**WHAT TO PRODUCE:**
In the entries below, filter for the word "this" and copy every matching line.

**RECORDS SUPPLIED:**
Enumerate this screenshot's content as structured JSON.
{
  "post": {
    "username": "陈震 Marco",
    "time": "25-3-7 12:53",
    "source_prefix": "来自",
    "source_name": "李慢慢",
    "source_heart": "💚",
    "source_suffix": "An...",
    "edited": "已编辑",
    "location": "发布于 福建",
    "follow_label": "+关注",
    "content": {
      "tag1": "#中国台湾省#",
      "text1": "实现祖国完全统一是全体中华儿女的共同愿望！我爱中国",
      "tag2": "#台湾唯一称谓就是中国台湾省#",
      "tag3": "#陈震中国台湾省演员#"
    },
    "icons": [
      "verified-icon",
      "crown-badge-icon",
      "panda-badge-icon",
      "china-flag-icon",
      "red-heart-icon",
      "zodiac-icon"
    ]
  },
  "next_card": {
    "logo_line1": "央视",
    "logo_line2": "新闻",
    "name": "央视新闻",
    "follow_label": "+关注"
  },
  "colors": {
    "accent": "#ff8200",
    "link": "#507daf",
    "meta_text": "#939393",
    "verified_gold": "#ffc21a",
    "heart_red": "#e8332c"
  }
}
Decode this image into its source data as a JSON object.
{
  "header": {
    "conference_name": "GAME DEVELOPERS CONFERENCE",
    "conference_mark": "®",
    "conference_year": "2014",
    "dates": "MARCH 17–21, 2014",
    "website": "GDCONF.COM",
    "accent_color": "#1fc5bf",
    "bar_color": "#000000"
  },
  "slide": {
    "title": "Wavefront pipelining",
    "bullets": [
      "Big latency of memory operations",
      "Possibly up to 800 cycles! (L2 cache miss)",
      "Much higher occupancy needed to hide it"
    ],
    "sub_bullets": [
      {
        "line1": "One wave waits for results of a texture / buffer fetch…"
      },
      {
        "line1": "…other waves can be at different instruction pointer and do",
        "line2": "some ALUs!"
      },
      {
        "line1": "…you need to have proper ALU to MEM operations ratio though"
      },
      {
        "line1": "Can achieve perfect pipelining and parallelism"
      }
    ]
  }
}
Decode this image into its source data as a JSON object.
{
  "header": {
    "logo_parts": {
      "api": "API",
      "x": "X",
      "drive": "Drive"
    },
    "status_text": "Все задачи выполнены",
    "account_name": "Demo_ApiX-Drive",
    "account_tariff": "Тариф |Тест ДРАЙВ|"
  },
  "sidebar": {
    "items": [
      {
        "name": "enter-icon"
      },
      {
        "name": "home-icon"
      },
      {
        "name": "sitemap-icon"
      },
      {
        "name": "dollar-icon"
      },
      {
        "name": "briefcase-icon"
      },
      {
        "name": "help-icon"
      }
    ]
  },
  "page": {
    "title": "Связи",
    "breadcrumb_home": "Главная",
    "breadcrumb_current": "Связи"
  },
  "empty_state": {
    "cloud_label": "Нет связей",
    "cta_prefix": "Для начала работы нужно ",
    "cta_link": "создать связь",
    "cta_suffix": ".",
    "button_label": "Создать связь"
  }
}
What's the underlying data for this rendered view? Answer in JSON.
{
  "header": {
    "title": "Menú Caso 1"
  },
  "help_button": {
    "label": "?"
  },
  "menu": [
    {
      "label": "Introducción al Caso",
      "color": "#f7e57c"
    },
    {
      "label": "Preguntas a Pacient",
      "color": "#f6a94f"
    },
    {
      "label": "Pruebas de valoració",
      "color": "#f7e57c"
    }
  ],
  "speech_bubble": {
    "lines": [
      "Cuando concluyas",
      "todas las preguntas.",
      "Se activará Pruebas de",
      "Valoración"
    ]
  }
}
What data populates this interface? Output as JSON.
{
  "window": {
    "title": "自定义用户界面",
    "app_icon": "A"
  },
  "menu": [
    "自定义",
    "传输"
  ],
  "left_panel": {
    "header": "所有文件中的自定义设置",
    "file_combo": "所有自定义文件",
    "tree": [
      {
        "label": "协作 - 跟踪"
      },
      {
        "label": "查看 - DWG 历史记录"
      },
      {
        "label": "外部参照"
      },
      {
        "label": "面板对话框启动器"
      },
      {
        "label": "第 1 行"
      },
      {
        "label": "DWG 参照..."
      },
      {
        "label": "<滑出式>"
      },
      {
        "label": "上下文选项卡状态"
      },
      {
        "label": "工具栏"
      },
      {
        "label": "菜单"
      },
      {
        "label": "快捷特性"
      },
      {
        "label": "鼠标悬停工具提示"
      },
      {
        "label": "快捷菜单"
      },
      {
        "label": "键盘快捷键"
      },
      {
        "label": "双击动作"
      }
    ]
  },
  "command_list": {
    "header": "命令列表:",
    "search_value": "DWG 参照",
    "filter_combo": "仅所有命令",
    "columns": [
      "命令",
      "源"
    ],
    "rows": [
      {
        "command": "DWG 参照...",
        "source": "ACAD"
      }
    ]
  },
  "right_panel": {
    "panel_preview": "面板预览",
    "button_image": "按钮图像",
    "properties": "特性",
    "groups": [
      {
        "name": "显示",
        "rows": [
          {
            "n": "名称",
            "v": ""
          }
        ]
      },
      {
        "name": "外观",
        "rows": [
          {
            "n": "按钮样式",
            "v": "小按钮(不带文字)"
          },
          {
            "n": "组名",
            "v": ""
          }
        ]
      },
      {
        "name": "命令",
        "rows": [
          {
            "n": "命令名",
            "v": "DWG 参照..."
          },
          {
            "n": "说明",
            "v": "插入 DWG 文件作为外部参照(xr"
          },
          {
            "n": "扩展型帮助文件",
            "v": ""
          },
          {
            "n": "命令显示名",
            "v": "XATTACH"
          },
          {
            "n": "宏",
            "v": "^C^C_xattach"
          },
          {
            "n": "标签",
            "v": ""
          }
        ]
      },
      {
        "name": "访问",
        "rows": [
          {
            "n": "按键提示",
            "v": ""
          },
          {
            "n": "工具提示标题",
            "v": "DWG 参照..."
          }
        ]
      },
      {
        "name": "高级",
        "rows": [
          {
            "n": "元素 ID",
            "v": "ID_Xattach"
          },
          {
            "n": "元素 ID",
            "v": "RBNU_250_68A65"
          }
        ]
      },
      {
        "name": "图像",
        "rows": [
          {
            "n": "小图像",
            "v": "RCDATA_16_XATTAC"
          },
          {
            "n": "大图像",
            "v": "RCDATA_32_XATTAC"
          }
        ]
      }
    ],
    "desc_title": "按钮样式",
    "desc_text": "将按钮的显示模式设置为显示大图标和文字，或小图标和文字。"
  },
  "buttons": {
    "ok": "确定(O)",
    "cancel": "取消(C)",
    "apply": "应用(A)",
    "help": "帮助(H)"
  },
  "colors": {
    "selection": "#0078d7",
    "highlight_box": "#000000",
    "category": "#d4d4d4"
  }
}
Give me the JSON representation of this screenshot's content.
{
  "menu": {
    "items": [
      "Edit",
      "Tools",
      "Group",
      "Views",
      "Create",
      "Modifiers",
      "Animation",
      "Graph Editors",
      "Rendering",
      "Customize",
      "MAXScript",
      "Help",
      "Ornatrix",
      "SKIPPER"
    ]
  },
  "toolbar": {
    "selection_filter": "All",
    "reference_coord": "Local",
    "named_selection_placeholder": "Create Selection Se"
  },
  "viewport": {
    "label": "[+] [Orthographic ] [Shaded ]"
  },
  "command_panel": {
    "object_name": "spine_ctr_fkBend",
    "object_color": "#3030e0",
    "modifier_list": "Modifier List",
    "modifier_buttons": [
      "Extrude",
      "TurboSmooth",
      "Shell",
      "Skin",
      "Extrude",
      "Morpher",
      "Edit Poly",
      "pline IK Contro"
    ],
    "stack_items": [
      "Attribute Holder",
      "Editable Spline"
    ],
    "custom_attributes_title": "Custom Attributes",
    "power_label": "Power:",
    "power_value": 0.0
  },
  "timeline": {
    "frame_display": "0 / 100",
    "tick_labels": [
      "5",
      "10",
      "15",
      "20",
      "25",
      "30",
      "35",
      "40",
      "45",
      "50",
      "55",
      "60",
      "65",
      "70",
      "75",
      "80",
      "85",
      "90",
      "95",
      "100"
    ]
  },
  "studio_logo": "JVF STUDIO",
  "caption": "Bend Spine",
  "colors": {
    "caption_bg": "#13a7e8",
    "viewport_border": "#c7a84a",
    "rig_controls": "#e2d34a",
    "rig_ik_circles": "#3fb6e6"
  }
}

**EXERCISE OUTPUT:**
Enumerate this screenshot's content as structured JSON.
Decode this image into its source data as a JSON object.
Decode this image into its source data as a JSON object.
What's the underlying data for this rendered view? Answer in JSON.
What data populates this interface? Output as JSON.
Give me the JSON representation of this screenshot's content.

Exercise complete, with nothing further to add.